City To Celebrate Grand Opening Of Skate Park
A new attraction in the city is about to open.
City officials will host a grand opening for the JTNY Power House Skate Park, located at 117 Fairmout Ave., from noon-2 p.m. Saturday.
Funding for the project was provided by the Ralph C. Wilson, Jr. Foundation and The Skate Park Project in partnership with Kaboom, Built to Play and the city of Jamestown. The Chautauqua Region Community Foundation and SK8 JTNY also collaborated on the project.
After months of construction, the JTNY Power House Skate Park will now offer local residents and visitors a 10,000-square-foot skate park attraction. City officials have described the skate park as a “welcome amenity” for the community, as well as a “desirable destination” for people visiting the region.
The JTNY Power House Skate Park was named after the site of Jamestown’s trolley system power station.
According to a news release, “The skate park will continue in bringing movement, motion and energy to the space.”
The grand opening will also feature Off the Stick and Foodies Sweet-N-Eeats’ food trucks.
Ellen Shadle, city principle planner, said people attending the event Saturday can expect a “big celebration.”
In addition to the food trucks, the grand opening will feature a skate jam and remarks by local community leaders.
“We have a number of speakers opening with some remarks about the process and the road to this celebration from our city leadership, our funders and our council leaders to give a few words as to how this process has gone and how we’re finally able to kind of tie it up with a bow quite literally,” Shadle said.
The JTNY Power House Skate Park was designed after the Grindline Skate Park in Seattle. Shadle said the expertise of the Seattle-based designers was especially beneficial because the designers were able to design the skate park with materials needed for a “cold weather” skate park better than other designers.
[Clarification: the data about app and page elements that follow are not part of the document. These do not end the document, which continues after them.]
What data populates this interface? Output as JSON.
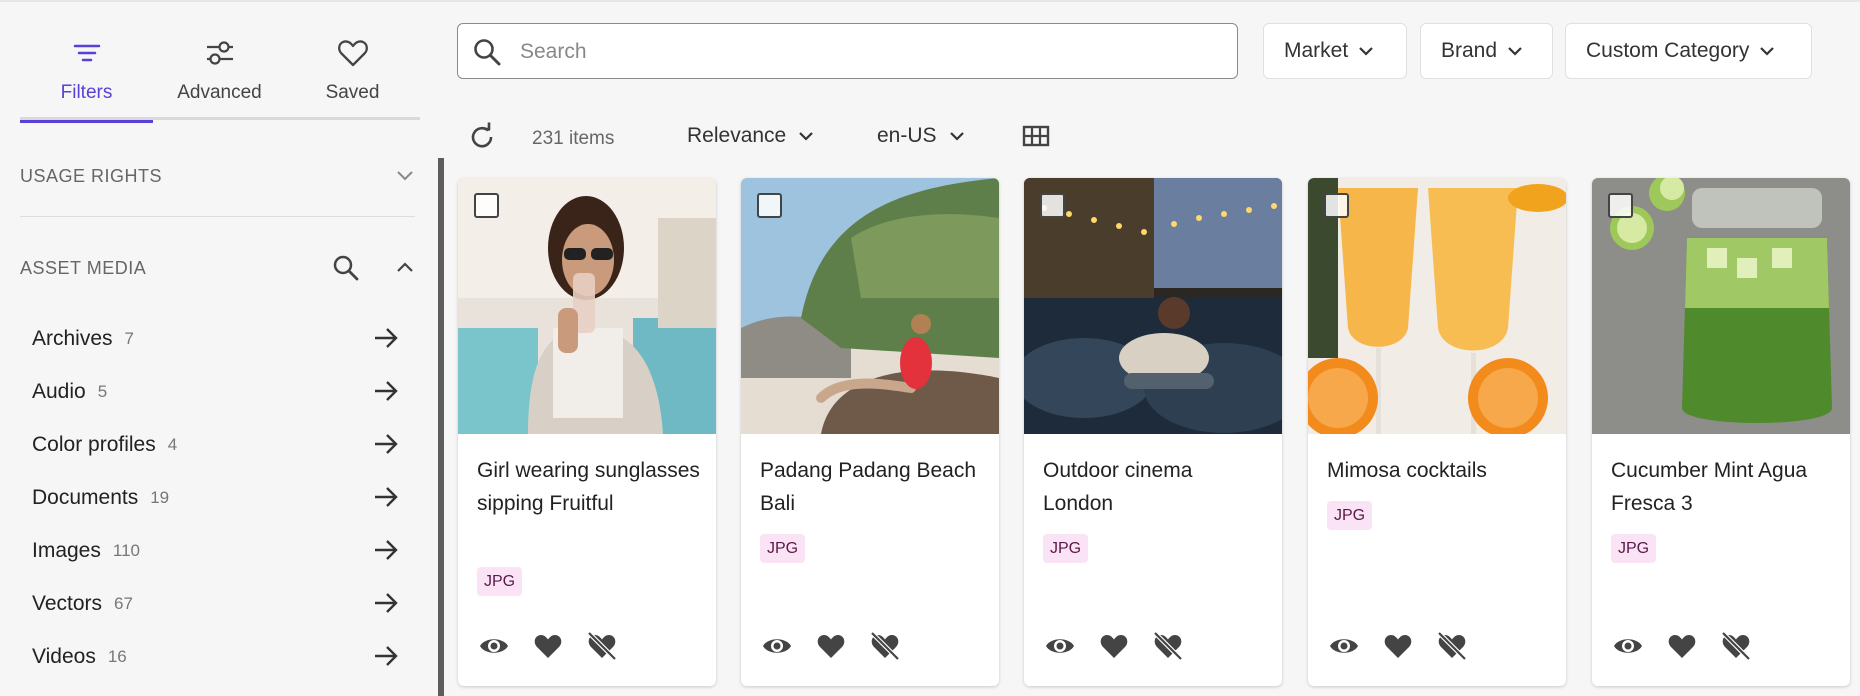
{
  "sidebar": {
    "tabs": [
      {
        "label": "Filters",
        "icon": "filter-lines-icon",
        "active": true
      },
      {
        "label": "Advanced",
        "icon": "sliders-icon",
        "active": false
      },
      {
        "label": "Saved",
        "icon": "heart-outline-icon",
        "active": false
      }
    ],
    "usage_rights": {
      "title": "USAGE RIGHTS"
    },
    "asset_media": {
      "title": "ASSET MEDIA",
      "items": [
        {
          "label": "Archives",
          "count": "7"
        },
        {
          "label": "Audio",
          "count": "5"
        },
        {
          "label": "Color profiles",
          "count": "4"
        },
        {
          "label": "Documents",
          "count": "19"
        },
        {
          "label": "Images",
          "count": "110"
        },
        {
          "label": "Vectors",
          "count": "67"
        },
        {
          "label": "Videos",
          "count": "16"
        }
      ]
    }
  },
  "search": {
    "placeholder": "Search",
    "value": ""
  },
  "filters": {
    "market": "Market",
    "brand": "Brand",
    "custom_category": "Custom Category"
  },
  "toolbar": {
    "items_count": "231 items",
    "sort": "Relevance",
    "locale": "en-US"
  },
  "cards": [
    {
      "title": "Girl wearing sunglasses sipping Fruitful",
      "badge": "JPG"
    },
    {
      "title": "Padang Padang Beach Bali",
      "badge": "JPG"
    },
    {
      "title": "Outdoor cinema London",
      "badge": "JPG"
    },
    {
      "title": "Mimosa cocktails",
      "badge": "JPG"
    },
    {
      "title": "Cucumber Mint Agua Fresca 3",
      "badge": "JPG"
    }
  ],
  "colors": {
    "accent": "#5b3fd6",
    "badge_bg": "#fbe3f6",
    "badge_text": "#5a1a4a"
  }
}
Due to the harsh winters in the region, the skate park required special materials to provide good maintenance and ensure a durable community resource.
Shadle said one of the best parts about the new skate park is its size.
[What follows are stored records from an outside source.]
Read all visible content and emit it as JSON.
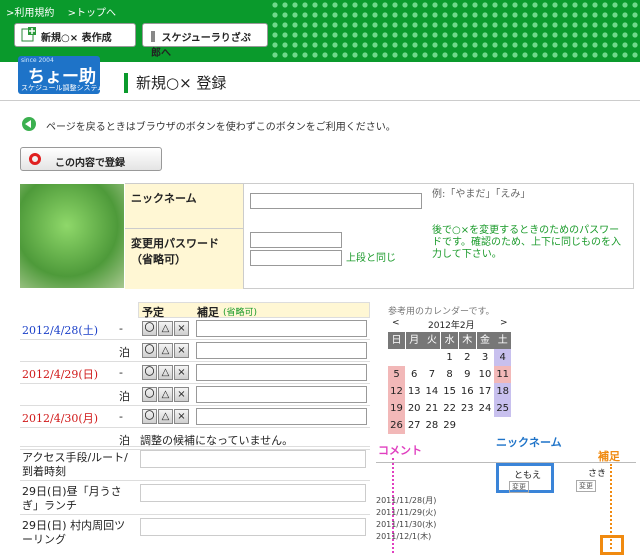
{
  "header": {
    "links": [
      ">利用規約",
      ">トップへ"
    ],
    "new_button": "新規○× 表作成",
    "scheduler_button": "スケジューラりざぷ郎へ"
  },
  "logo": {
    "since": "since 2004",
    "name": "ちょー助",
    "tagline": "スケジュール調整システム"
  },
  "page_title": "新規○× 登録",
  "notice": "ページを戻るときはブラウザのボタンを使わずこのボタンをご利用ください。",
  "register_button": "この内容で登録",
  "form": {
    "nickname_label": "ニックネーム",
    "nickname_hint": "例:「やまだ」「えみ」",
    "password_label": "変更用パスワード（省略可）",
    "password_same": "上段と同じ",
    "password_hint": "後で○×を変更するときのためのパスワードです。確認のため、上下に同じものを入力して下さい。"
  },
  "schedule": {
    "col_plan": "予定",
    "col_note": "補足",
    "col_note_opt": "(省略可)",
    "dash": "-",
    "tomari": "泊",
    "symbols": [
      "〇",
      "△",
      "×"
    ],
    "dates": [
      {
        "label": "2012/4/28(土)",
        "color": "#1a3fc8"
      },
      {
        "label": "2012/4/29(日)",
        "color": "#d01818"
      },
      {
        "label": "2012/4/30(月)",
        "color": "#d01818"
      }
    ],
    "no_candidate": "調整の候補になっていません。",
    "questions": [
      "アクセス手段/ルート/到着時刻",
      "29日(日)昼「月うさぎ」ランチ",
      "29日(日) 村内周回ツーリング"
    ]
  },
  "calendar": {
    "caption": "参考用のカレンダーです。",
    "prev": "<",
    "next": ">",
    "month": "2012年2月",
    "weekdays": [
      "日",
      "月",
      "火",
      "水",
      "木",
      "金",
      "土"
    ],
    "weeks": [
      [
        "",
        "",
        "",
        "1",
        "2",
        "3",
        "4"
      ],
      [
        "5",
        "6",
        "7",
        "8",
        "9",
        "10",
        "11"
      ],
      [
        "12",
        "13",
        "14",
        "15",
        "16",
        "17",
        "18"
      ],
      [
        "19",
        "20",
        "21",
        "22",
        "23",
        "24",
        "25"
      ],
      [
        "26",
        "27",
        "28",
        "29",
        "",
        "",
        ""
      ]
    ]
  },
  "help": {
    "comment_label": "コメント",
    "nickname_label": "ニックネーム",
    "hosoku_label": "補足",
    "col1": "ともえ",
    "col2": "さき",
    "change": "変更",
    "rows": [
      "2011/11/28(月)",
      "2011/11/29(火)",
      "2011/11/30(水)",
      "2011/12/1(木)"
    ]
  }
}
“We have a 10,000 square foot skate park,” she said. “In terms of skate park standards, in some ways, that’s kind of a baseline for a ‘destination’ worthy skate park.”
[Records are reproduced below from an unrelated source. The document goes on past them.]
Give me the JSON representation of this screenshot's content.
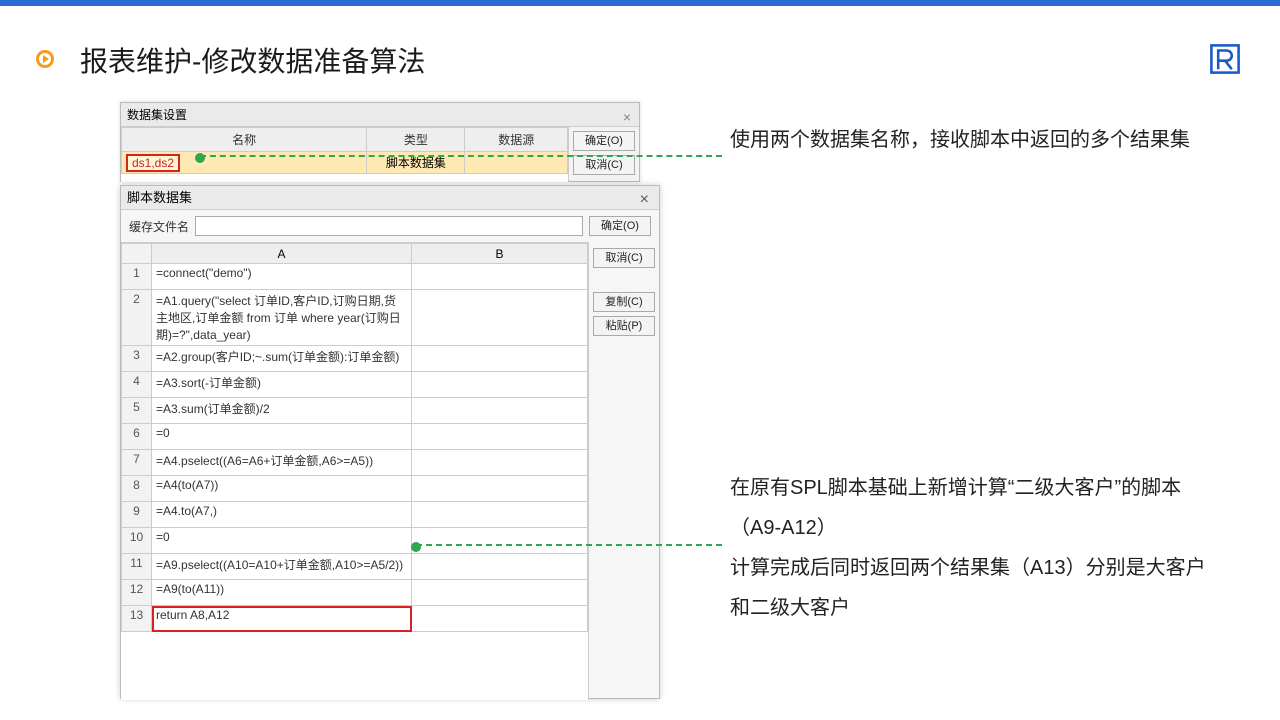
{
  "slide": {
    "title": "报表维护-修改数据准备算法"
  },
  "dialog1": {
    "title": "数据集设置",
    "headers": {
      "name": "名称",
      "type": "类型",
      "ds": "数据源"
    },
    "row": {
      "name": "ds1,ds2",
      "type": "脚本数据集",
      "ds": ""
    },
    "buttons": {
      "ok": "确定(O)",
      "cancel": "取消(C)"
    }
  },
  "dialog2": {
    "title": "脚本数据集",
    "cacheLabel": "缓存文件名",
    "cacheValue": "",
    "headers": {
      "a": "A",
      "b": "B"
    },
    "buttons": {
      "ok": "确定(O)",
      "cancel": "取消(C)",
      "copy": "复制(C)",
      "paste": "粘贴(P)"
    },
    "rows": [
      {
        "n": "1",
        "a": "=connect(\"demo\")",
        "b": ""
      },
      {
        "n": "2",
        "a": "=A1.query(\"select 订单ID,客户ID,订购日期,货主地区,订单金额 from 订单 where year(订购日期)=?\",data_year)",
        "b": ""
      },
      {
        "n": "3",
        "a": "=A2.group(客户ID;~.sum(订单金额):订单金额)",
        "b": ""
      },
      {
        "n": "4",
        "a": "=A3.sort(-订单金额)",
        "b": ""
      },
      {
        "n": "5",
        "a": "=A3.sum(订单金额)/2",
        "b": ""
      },
      {
        "n": "6",
        "a": "=0",
        "b": ""
      },
      {
        "n": "7",
        "a": "=A4.pselect((A6=A6+订单金额,A6>=A5))",
        "b": ""
      },
      {
        "n": "8",
        "a": "=A4(to(A7))",
        "b": ""
      },
      {
        "n": "9",
        "a": "=A4.to(A7,)",
        "b": ""
      },
      {
        "n": "10",
        "a": "=0",
        "b": ""
      },
      {
        "n": "11",
        "a": "=A9.pselect((A10=A10+订单金额,A10>=A5/2))",
        "b": ""
      },
      {
        "n": "12",
        "a": "=A9(to(A11))",
        "b": ""
      },
      {
        "n": "13",
        "a": "return A8,A12",
        "b": ""
      }
    ]
  },
  "explain": {
    "p1": "使用两个数据集名称，接收脚本中返回的多个结果集",
    "p2a": "在原有SPL脚本基础上新增计算“二级大客户”的脚本（A9-A12）",
    "p2b": "计算完成后同时返回两个结果集（A13）分别是大客户和二级大客户"
  }
}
Shadle explained that during the planning process, it was determined that Jamestown would “really benefit” from the massive scale of the new skate park.
Due to the size of the skate park, the city, along with the design firm, was able to create a mixture of different “level appropriate” bowls. Shadle said the layout of the skate park was specifically designed to accommodate skaters of all experience levels, while providing a “connected” experience.
“The bowls are also designed to have connectivity between them, so it’s not as though you have to leave the beginner bowl and then make a re-entry into the intermediate bowl,” Shadle said. “They’re all connected. An advanced skater can start at the beginner bowl and make their way through each bowl as they make their way down towards the more advanced bowl.”
Another design feature that makes the JTNY Power House Skate Park unique is the crescent wrench feature located at the top of the skate park. Shadle said the crescent wrench was not merely designed as an art piece but also as a functional part of the skate park that will allow skaters to “drop off into the bowl.”
The city administration hopes the skate park will have a positive impact on the community. Shadle believes the “destination worthy” skate park will encourage economic development in the city by attracting visitors to the area. She explained the skate park will also provide the community with the ability to host various skate park events.
“The community I think will take the lead on that,” she said, “so those won’t necessarily be city sponsored or city driven events from the administration, but those will be things that the city will certainly welcome in terms of benefiting the community.”
Based on what city officials have observed at the skate park, Shadle said she expects a large turnout at Saturday’s grand opening. She explained the city Parks Department will have representatives at the event to help direct parking and the department is working to make sure parking signs are clearly visible for the event.
“We want to encourage people to resist the temptation to park as directly close to the skate park as possible,” she said, “because there’s going to be lots of walkable places from McCrea Point Park and some other places that are being utilized for parking for the event.”